Formed in late 2004 after meeting in the arts community surrounding Columbia College in Chicago, the group has gathered a following in the Midwest and beyond.
Members Shiraz Dada, Chris Hainey, Dave Davison and Erin Elders began playing together with the intention of creating fun and technical music together, said Davison, the band’s vocalist.
“Since then it has been a constant progression of understanding how to make it into something bigger while still having fun,” Davison said.
With each member from a different part of the country, including Hawaii, Texas and Pennsylvania, Davison said they all bring something different to the group.
Inspired by a variety of experimental and folk music, such as the Talking Heads and Hella, Davison said the music represents a collective expression of what each member brings to the group.
Newcity: Street Smart Chicago critic Tom Lynch described the group as a complicated collection of “spastic rhythms with pin-prick guitar lines and slaughterhouse drums” with lyrics that sound jammed together.
“Overwhelming to say the least, this isn’t a band that will put you to sleep but is certainly one to experience live, just to see how the foursome pulls off such musical complexity,” Lynch said.
Davison said the band enjoyed experimenting with technical music on its earlier EPs but has since become better at incorporating more balance into its songs.
In 2009, the band was named the best band in Illinois as part of The Boston Phoenix article “50 Bands, 50 States.”

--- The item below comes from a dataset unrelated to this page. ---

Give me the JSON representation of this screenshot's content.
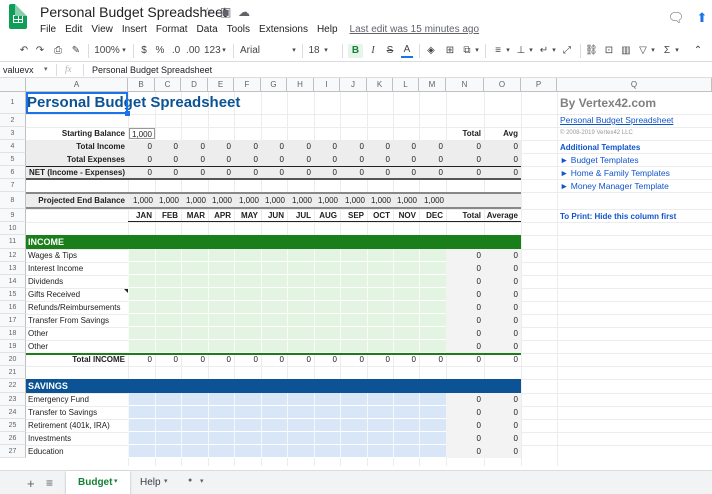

In June, the band released its first full-length studio album, “Perch Patchwork,” with producer Jason Cupp, who has also worked with rock band Finch.
Davison said although the album is still fresh, the band will continue to tour and gain perspective about life to further influence song writing.

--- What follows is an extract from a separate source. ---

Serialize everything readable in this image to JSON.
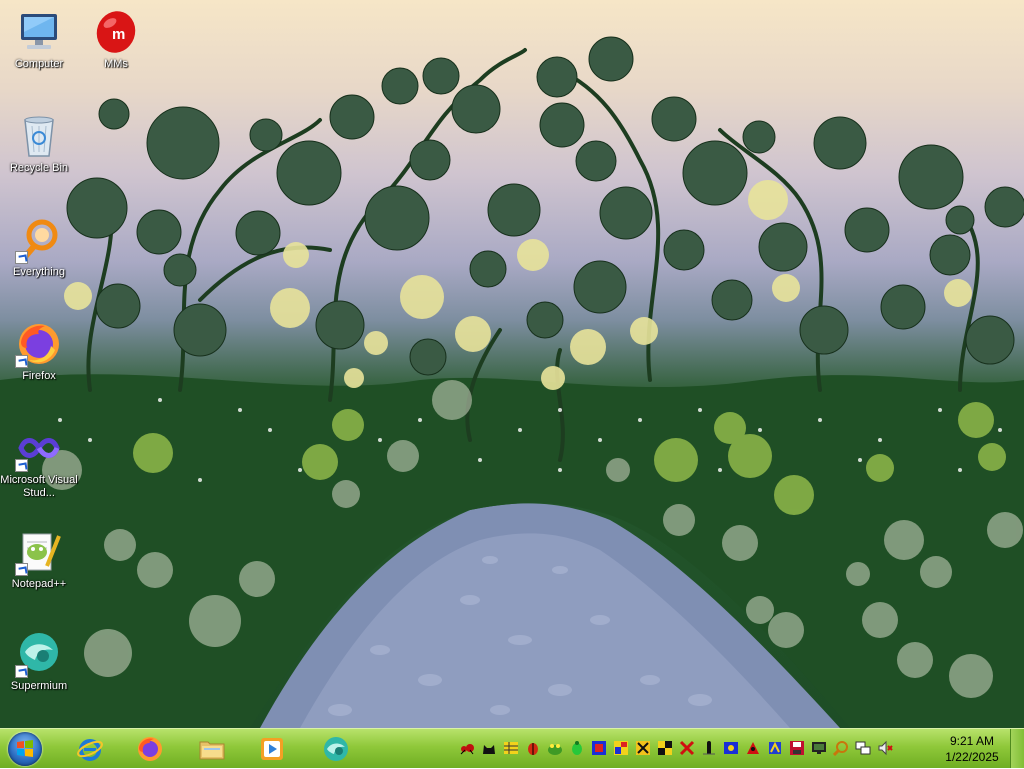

He said fans can expect to see a fun show with a healthy mix of spontaneity.
“I love Columbus. One of my best friends went to OSU, and the whole city just has a good vibe,” Davison said. “From the North Market to (Dirty Frank’s) Hot Dog Palace.”